He also forecast that Microsoft would see the move as a threat to much of the work it has done in building up its security credentials. "Microsoft will not shrink from a battle with Intel/McAfee. They will not let them walk off with what they have been building strategically," he said. "Intel is paying an awful lot of money to enter a war with Microsoft."
Many companies running all-Microsoft systems might also fear being forced to adopt all-Intel hardware, Kilpatrick said. "It will create uncertainty, and for our resellers, uncertainty means an opportunity [to sell more products]. It is good news for us and our resellers."

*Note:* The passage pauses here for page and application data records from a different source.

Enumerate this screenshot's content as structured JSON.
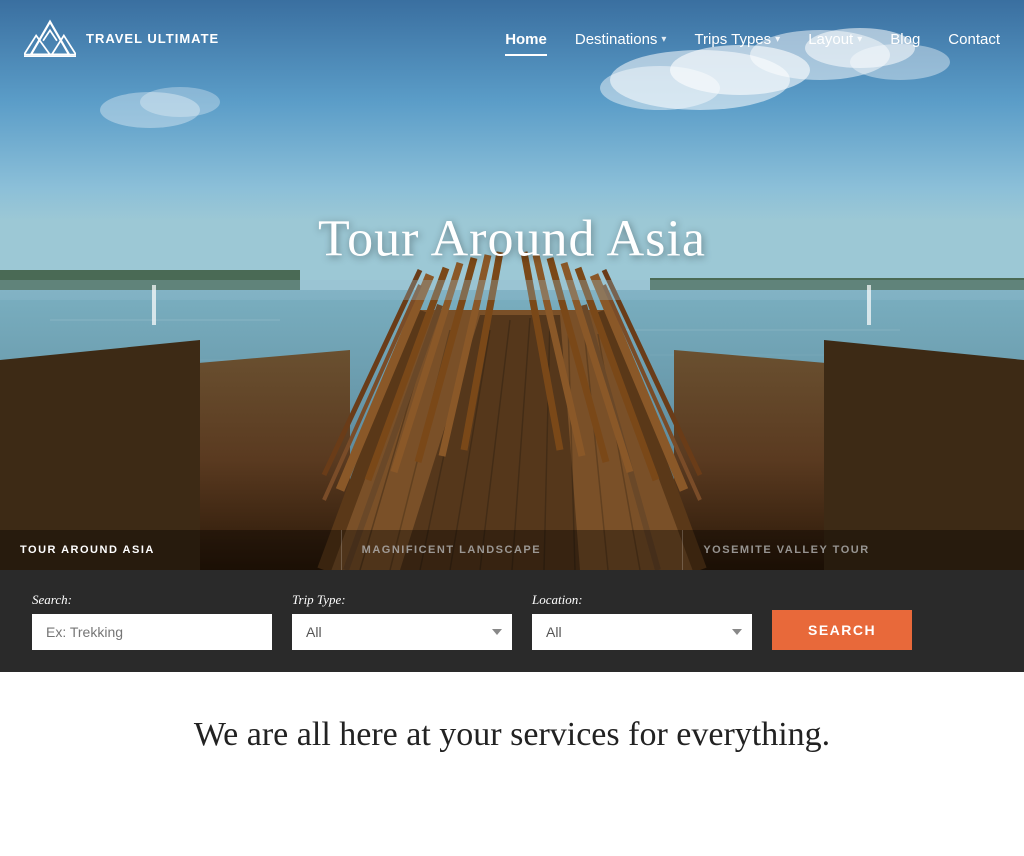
{
  "brand": {
    "name": "TRAVEL ULTIMATE"
  },
  "nav": {
    "items": [
      {
        "label": "Home",
        "active": true,
        "hasDropdown": false
      },
      {
        "label": "Destinations",
        "active": false,
        "hasDropdown": true
      },
      {
        "label": "Trips Types",
        "active": false,
        "hasDropdown": true
      },
      {
        "label": "Layout",
        "active": false,
        "hasDropdown": true
      },
      {
        "label": "Blog",
        "active": false,
        "hasDropdown": false
      },
      {
        "label": "Contact",
        "active": false,
        "hasDropdown": false
      }
    ]
  },
  "hero": {
    "title": "Tour Around Asia",
    "slides": [
      {
        "label": "Tour Around Asia",
        "active": true
      },
      {
        "label": "Magnificent Landscape",
        "active": false
      },
      {
        "label": "Yosemite Valley Tour",
        "active": false
      }
    ]
  },
  "search": {
    "label_search": "Search:",
    "label_trip_type": "Trip Type:",
    "label_location": "Location:",
    "search_placeholder": "Ex: Trekking",
    "trip_type_default": "All",
    "location_default": "All",
    "button_label": "SEARCH"
  },
  "tagline": {
    "text": "We are all here at your services for everything."
  }
}
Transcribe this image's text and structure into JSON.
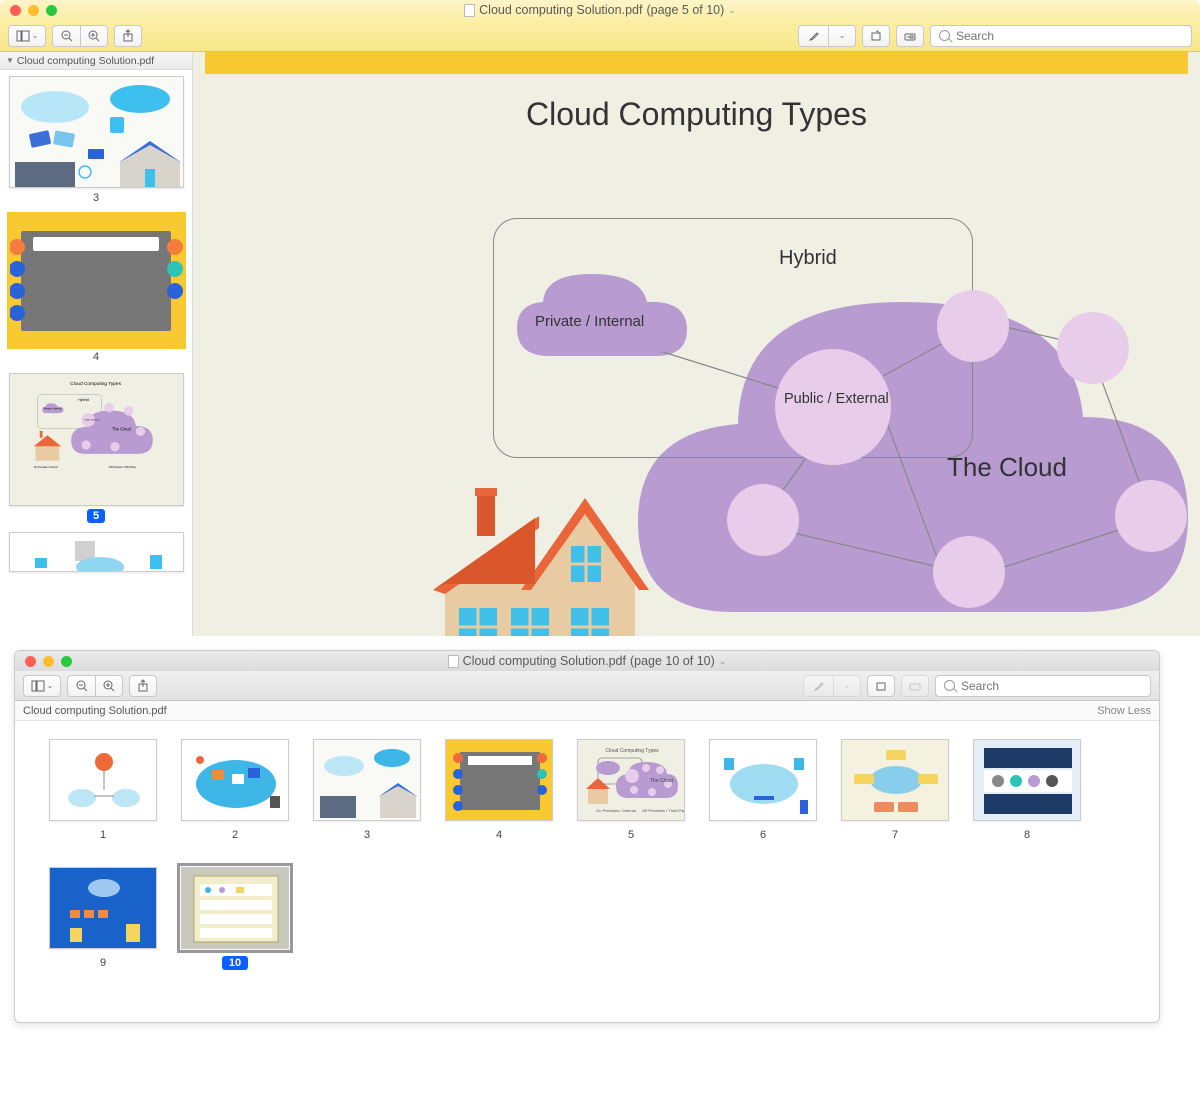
{
  "window1": {
    "title_prefix": "Cloud computing Solution.pdf",
    "title_page": "(page 5 of 10)",
    "search_placeholder": "Search",
    "sidebar_title": "Cloud computing Solution.pdf",
    "thumbs": [
      {
        "num": "3"
      },
      {
        "num": "4"
      },
      {
        "num": "5",
        "selected": true
      },
      {
        "num": ""
      }
    ]
  },
  "slide": {
    "title": "Cloud Computing Types",
    "hybrid": "Hybrid",
    "private": "Private / Internal",
    "public": "Public / External",
    "cloud": "The Cloud"
  },
  "window2": {
    "title_prefix": "Cloud computing Solution.pdf",
    "title_page": "(page 10 of 10)",
    "search_placeholder": "Search",
    "subbar_title": "Cloud computing Solution.pdf",
    "show_less": "Show Less",
    "thumbs": [
      {
        "num": "1"
      },
      {
        "num": "2"
      },
      {
        "num": "3"
      },
      {
        "num": "4"
      },
      {
        "num": "5"
      },
      {
        "num": "6"
      },
      {
        "num": "7"
      },
      {
        "num": "8"
      },
      {
        "num": "9"
      },
      {
        "num": "10",
        "selected": true
      }
    ]
  },
  "chart_data": {
    "type": "diagram",
    "title": "Cloud Computing Types",
    "groups": [
      "Private / Internal",
      "Hybrid",
      "Public / External",
      "The Cloud"
    ],
    "notes": "Hybrid container encloses Private cloud and overlaps Public/External node which is part of The Cloud network of 6 nodes"
  }
}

However, Fran Howarth, a senior security analyst at Bloor Research Ltd., was more positive about the move. She said takeover rumours had been circulating about McAfee since April, with Hewlett-Packard Co. strongly tipped to buy the software company, and that an alliance with Intel will help it compete more effectively.
"I fully buy in to the argument that security is an increasing concern as IT and physical worlds collide, with an increasing number of devices being IP-enabled," she said. "This is revolutionising industries such as healthcare and brings benefits to all parties."
Howarth said mobile phones are just the tip of an iceberg that includes many other devices, and that McAfee has already begun developing products for vertical markets, such as healthcare, where it offers protection to medical devices. "This will provide the opportunity for greater innovation and R&D and will allow McAfee more chances to go head-to-head with its larger competitor Symantec [Corp.]," Howarth said.
Ron Gula, CEO of Tenable Network Security Inc., which supplies the Nessus vulnerability scanner, also questioned the feasibility of hardware-based security.
"There is a lot wrong with today's antivirus model, such as tracking the sheer number of potential bad types of software. Putting this into hardware may sound promising, but I question how much can be placed into a chip," he said.
"If Intel can move the antivirus agent into hardware, I'd like some assurances that this can be patched when a security vulnerability is found with it. Antivirus software is very complex and we often run into customers whose agents are one or two patch levels behind and open to attack," Gula said. "Patching hardware or firmware is much harder than patching software."